Oklahoma's Statute Of Limitations For Contracts

The statute of limitation under 12 O.S. § 95 requires that a lawsuit for breach of contract must be brought within five years if the claim arises from a written contract and within three years if the dispute comes from a contract not reduced to writing.  The time in which to file the lawsuit starts at the completion of the contract.  In the case of Kirby v. Jean's Plumbing Heat & Air, 2009 OK 65, the contract for installation of a new sewage pipeline was completed in 1996.  The homeowner did not file his breach of contract suit until eleven years later in 2007.  The statute of limitations had clearly expired and Oklahoma declined to apply the "discovery rule" to suits based upon breach of contract in construction cases. 

One reason for the court's refusal to extend the "discovery rule" to construction cases is that to do so would defeat the intention of the legislature with the statute of repose.  The court, in upholding the intention of the legislature, has determined there should be some outside limit on when a lawsuit can be brought regardless of the circumstances.

What Is A Statute Of Repose?

A statute of repose as well as a statute of limitation is a legislative means of ending or terminating the time in which a lawsuit may be brought.  "In practical terms, a statute of repose marks the outer time boundary for judicial enforcement of a substantive right whereas a statute of limitation interposes itself only procedurally to bar solely the remedy after a substantive right has vested and a claim accrued."  Kirby v. Jean's Plumbing Heat & Air, 2009 OK 65.

Many people are more familiar with statutes of limitation which bar a person from bringing a lawsuit after a certain period of time has expired.  Typically, statutes of limitation are more commonly thought about in situations in which there is a car accident or other negligent act committed.  The time in which to file the suit starts upon learning about the damages resulting from the negligent act.  The damaged party has a certain period in which to file a lawsuit or forever lose the right to do so.

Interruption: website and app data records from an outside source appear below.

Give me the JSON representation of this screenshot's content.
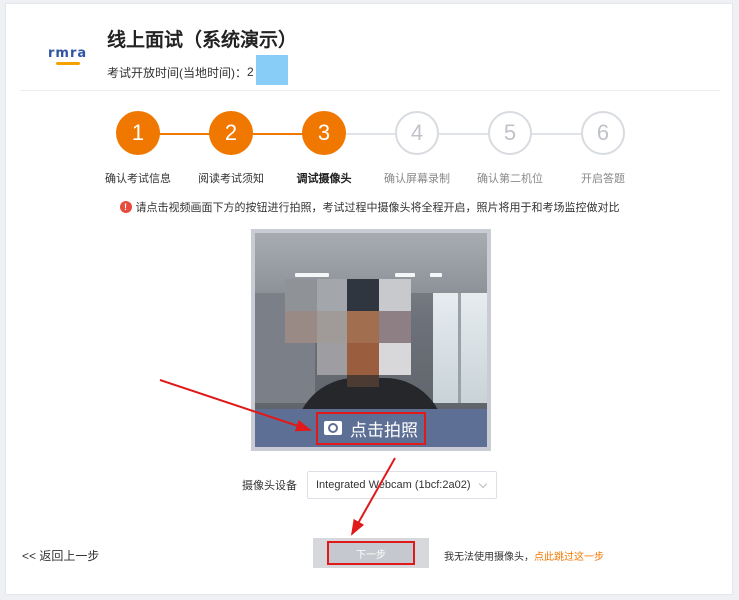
{
  "header": {
    "logo_text": "rmra",
    "title": "线上面试（系统演示）",
    "time_label": "考试开放时间(当地时间)：",
    "time_value_partial": "2"
  },
  "steps": [
    {
      "number": "1",
      "label": "确认考试信息",
      "state": "done"
    },
    {
      "number": "2",
      "label": "阅读考试须知",
      "state": "done"
    },
    {
      "number": "3",
      "label": "调试摄像头",
      "state": "active"
    },
    {
      "number": "4",
      "label": "确认屏幕录制",
      "state": "todo"
    },
    {
      "number": "5",
      "label": "确认第二机位",
      "state": "todo"
    },
    {
      "number": "6",
      "label": "开启答题",
      "state": "todo"
    }
  ],
  "notice": {
    "icon": "warning-icon",
    "text": "请点击视频画面下方的按钮进行拍照，考试过程中摄像头将全程开启，照片将用于和考场监控做对比"
  },
  "camera": {
    "capture_label": "点击拍照",
    "capture_icon": "camera-icon"
  },
  "device": {
    "label": "摄像头设备",
    "selected": "Integrated Webcam (1bcf:2a02)"
  },
  "footer": {
    "back_label": "<< 返回上一步",
    "next_label": "下一步",
    "skip_prefix": "我无法使用摄像头，",
    "skip_link": "点此跳过这一步"
  },
  "colors": {
    "accent": "#f07800",
    "capture_bar": "#5e6f96",
    "annotation_red": "#e0191a",
    "warning": "#e84a3b"
  }
}
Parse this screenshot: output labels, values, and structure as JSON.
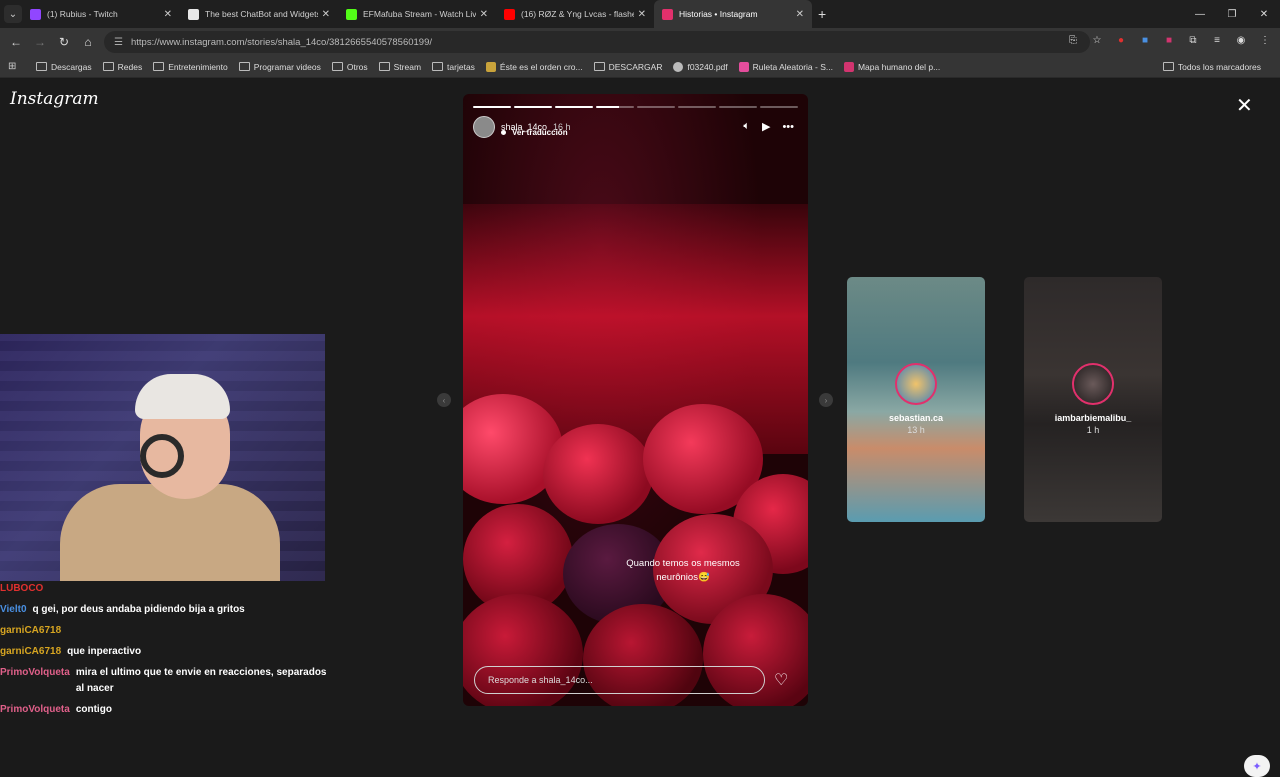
{
  "tabs": [
    {
      "label": "(1) Rubius - Twitch",
      "favicon_color": "#9146ff",
      "active": false
    },
    {
      "label": "The best ChatBot and Widgets",
      "favicon_color": "#e8e8e8",
      "active": false
    },
    {
      "label": "EFMafuba Stream - Watch Live",
      "favicon_color": "#53fc18",
      "active": false
    },
    {
      "label": "(16) RØZ & Yng Lvcas - flashes",
      "favicon_color": "#ff0000",
      "active": false
    },
    {
      "label": "Historias • Instagram",
      "favicon_color": "#e1306c",
      "active": true
    }
  ],
  "url": "https://www.instagram.com/stories/shala_14co/3812665540578560199/",
  "bookmarks": [
    {
      "label": "Descargas",
      "type": "folder"
    },
    {
      "label": "Redes",
      "type": "folder"
    },
    {
      "label": "Entretenimiento",
      "type": "folder"
    },
    {
      "label": "Programar videos",
      "type": "folder"
    },
    {
      "label": "Otros",
      "type": "folder"
    },
    {
      "label": "Stream",
      "type": "folder"
    },
    {
      "label": "tarjetas",
      "type": "folder"
    },
    {
      "label": "Éste es el orden cro...",
      "type": "link",
      "color": "#c9a33b"
    },
    {
      "label": "DESCARGAR",
      "type": "folder"
    },
    {
      "label": "f03240.pdf",
      "type": "link",
      "color": "#bbbbbb"
    },
    {
      "label": "Ruleta Aleatoria - S...",
      "type": "link",
      "color": "#e44d9c"
    },
    {
      "label": "Mapa humano del p...",
      "type": "link",
      "color": "#d2346f"
    }
  ],
  "all_bookmarks": "Todos los marcadores",
  "instagram_logo": "Instagram",
  "story": {
    "username": "shala_14co",
    "time": "16 h",
    "translate": "Ver traducción",
    "caption_line1": "Quando temos os mesmos",
    "caption_line2": "neurônios😅",
    "reply_placeholder": "Responde a shala_14co...",
    "segments_done": 3,
    "segments_partial": 1,
    "segments_total": 8
  },
  "previews": [
    {
      "name": "sebastian.ca",
      "time": "13 h"
    },
    {
      "name": "iambarbiemalibu_",
      "time": "1 h"
    }
  ],
  "chat": [
    {
      "user": "LUBOCO",
      "color": "#e0302f",
      "msg": ""
    },
    {
      "user": "Vielt0",
      "color": "#4a90e2",
      "msg": "q gei, por deus andaba pidiendo bija a gritos"
    },
    {
      "user": "garniCA6718",
      "color": "#d7a521",
      "msg": ""
    },
    {
      "user": "garniCA6718",
      "color": "#d7a521",
      "msg": "que inperactivo"
    },
    {
      "user": "PrimoVolqueta",
      "color": "#e0608a",
      "msg": "mira el ultimo que te envie en reacciones, separados al nacer"
    },
    {
      "user": "PrimoVolqueta",
      "color": "#e0608a",
      "msg": "contigo"
    }
  ]
}
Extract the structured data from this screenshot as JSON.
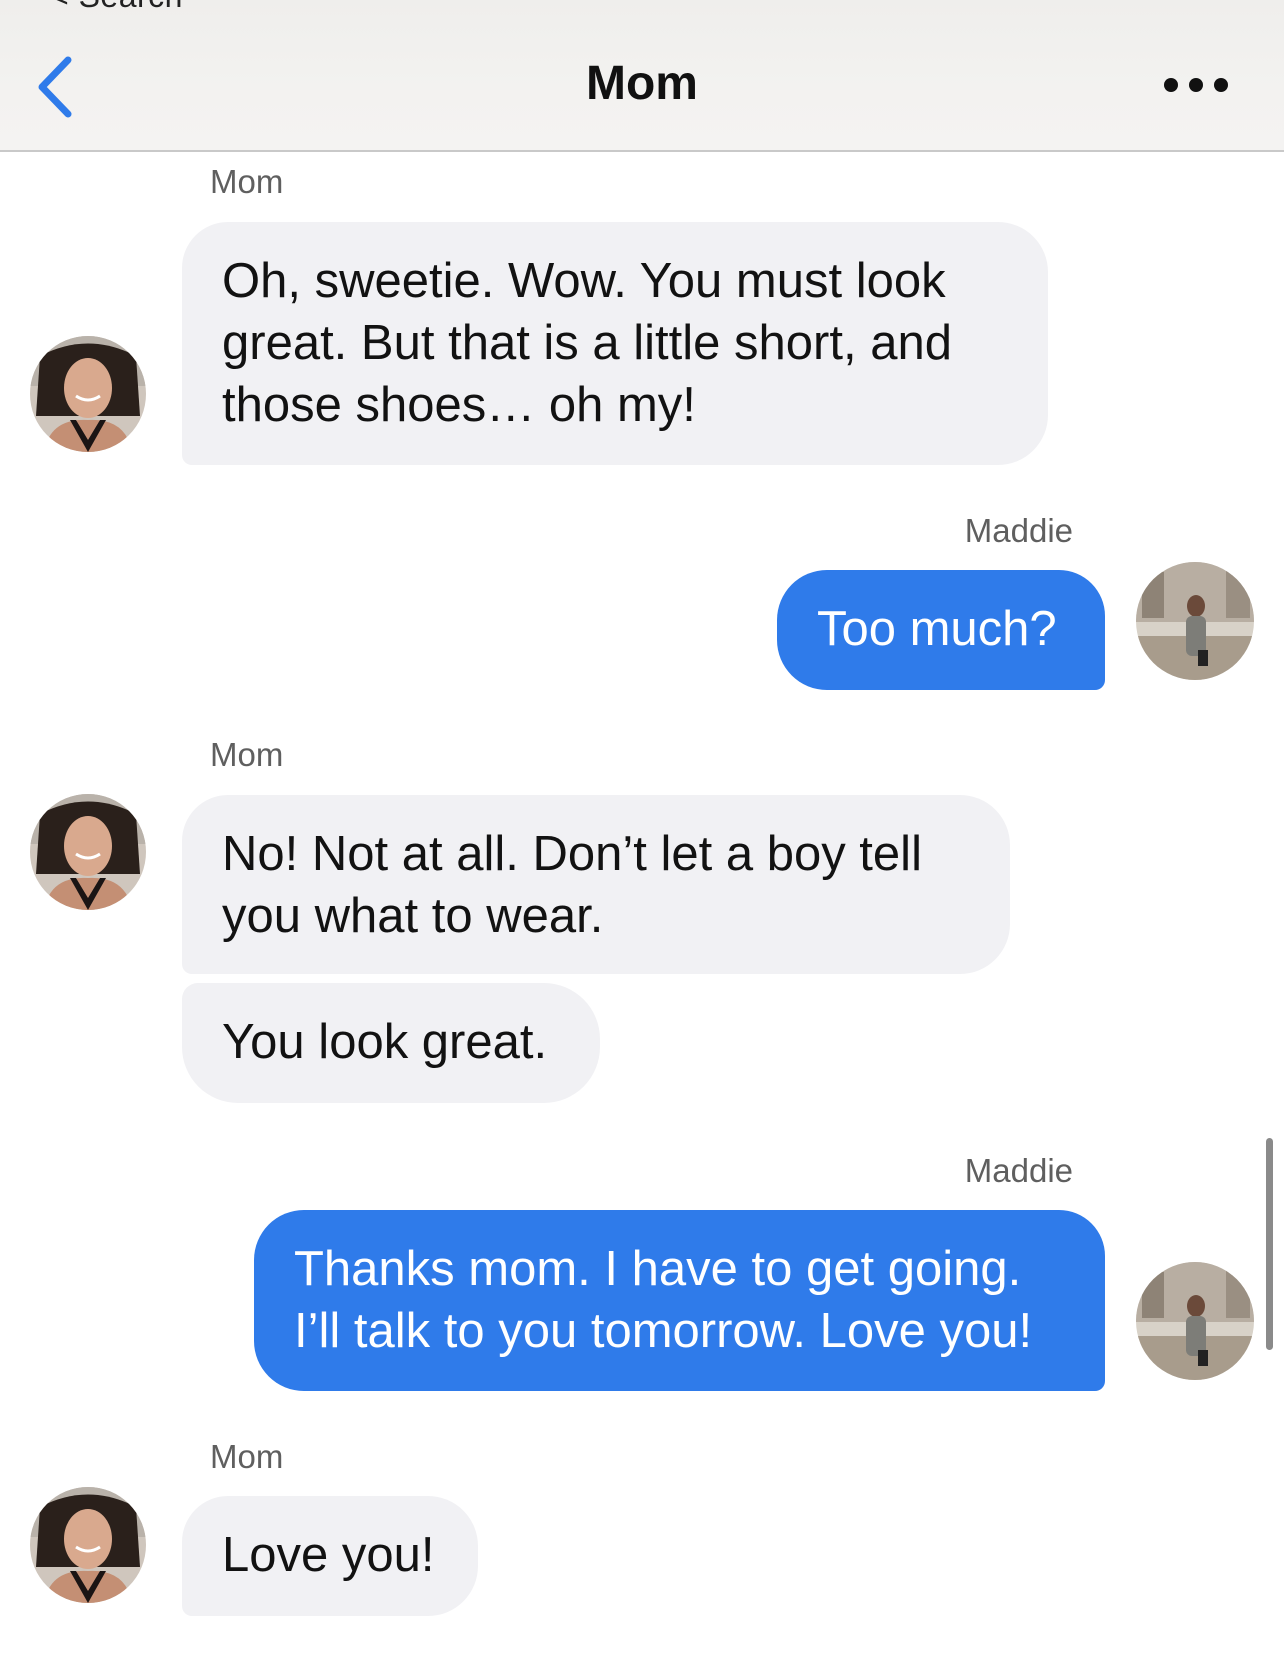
{
  "header": {
    "status_peek": "< Search",
    "title": "Mom",
    "back_icon": "chevron-left-icon",
    "more_icon": "ellipsis-icon"
  },
  "colors": {
    "accent": "#2f7bea",
    "incoming_bubble": "#f1f1f4",
    "header_bg": "#f2f1ef"
  },
  "messages": [
    {
      "sender": "Mom",
      "direction": "incoming",
      "bubbles": [
        {
          "line1": "Oh, sweetie. Wow. You must look",
          "line2": "great. But that is a little short, and",
          "line3": "those shoes… oh my!"
        }
      ]
    },
    {
      "sender": "Maddie",
      "direction": "outgoing",
      "bubbles": [
        {
          "line1": "Too much?"
        }
      ]
    },
    {
      "sender": "Mom",
      "direction": "incoming",
      "bubbles": [
        {
          "line1": "No! Not at all. Don’t let a boy tell",
          "line2": "you what to wear."
        },
        {
          "line1": "You look great."
        }
      ]
    },
    {
      "sender": "Maddie",
      "direction": "outgoing",
      "bubbles": [
        {
          "line1": "Thanks mom. I have to get going.",
          "line2": "I’ll talk to you tomorrow. Love you!"
        }
      ]
    },
    {
      "sender": "Mom",
      "direction": "incoming",
      "bubbles": [
        {
          "line1": "Love you!"
        }
      ]
    }
  ]
}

In contrast, a statute of repose marks the absolute end of any available lawsuit.  The courts have allowed statutes of limitation to be tolled or extended because of the "discovery rule".  The discovery rule is simply the device used to trigger the time in which to file a lawsuit after learning about the damage.  Once a person learns about the damage, the lawsuit must be timely filed or the right to judicial relief is surrendered.  With a statute of repose, it doesn't matter if a person learns about the damage after the deadline or not.  The statute of repose bars the lawsuit simply because of the passage of time.

There are some other technical distinctions.  The statute of limitation does not bar the filing of the lawsuit but rather terminates the remedy available or the relief the court may allow.  The statute of repose blocks the entire lawsuit and prohibits it from going forward.

Homeowners' Insurers Must Furnish Blank Proof Of Loss Forms Within 60 Days

The purpose of a sworn proof of loss is to document the amount claimed is accurate and a genuine loss. If it later turns out the claim was inflated or fraudulent, the sworn statement can be used by a prosecutor for insurance fraud in a criminal case or denial of the claim for insurance for fraud in Oklahoma.

According to Oklahoma insurance law attorneys, there is a wide and varied practice in the insurance industry concerning the requirement for a signed, sworn proof of loss before payment of an insurance claim.  Some insurers insist on a signed proof of loss and others could care less.

Oklahoma law provides an insurer cannot assert the failure of the insured to tender a proof of loss as a defense to payment of the homeowners' claim unless the insurance company has furnished the policy holder with two blank proof of loss forms and warned the insured that the proof of loss must be tendered to the insurer within 60 days from the date of receipt of the blank forms. An insurer adjusting a loss under a fire policy can waive the requirement for a signed proof of loss if it doesn't make demand within a suitable time.

Insurers sometimes overlook the requirement to submit two blank proof of loss forms. Many Oklahoma insurance defense lawyers are critical of the requirement.  The reason for providing two forms appears to be a carryover from many years ago when scanners, copiers, and other means of reproduction were not as common and convenient. The second blank form was so the insured would have a copy for their own records.  Insurance attorneys in Oklahoma see the requirement for submission of duplicate blank forms as a requirement that no longer meets any real need of the insured.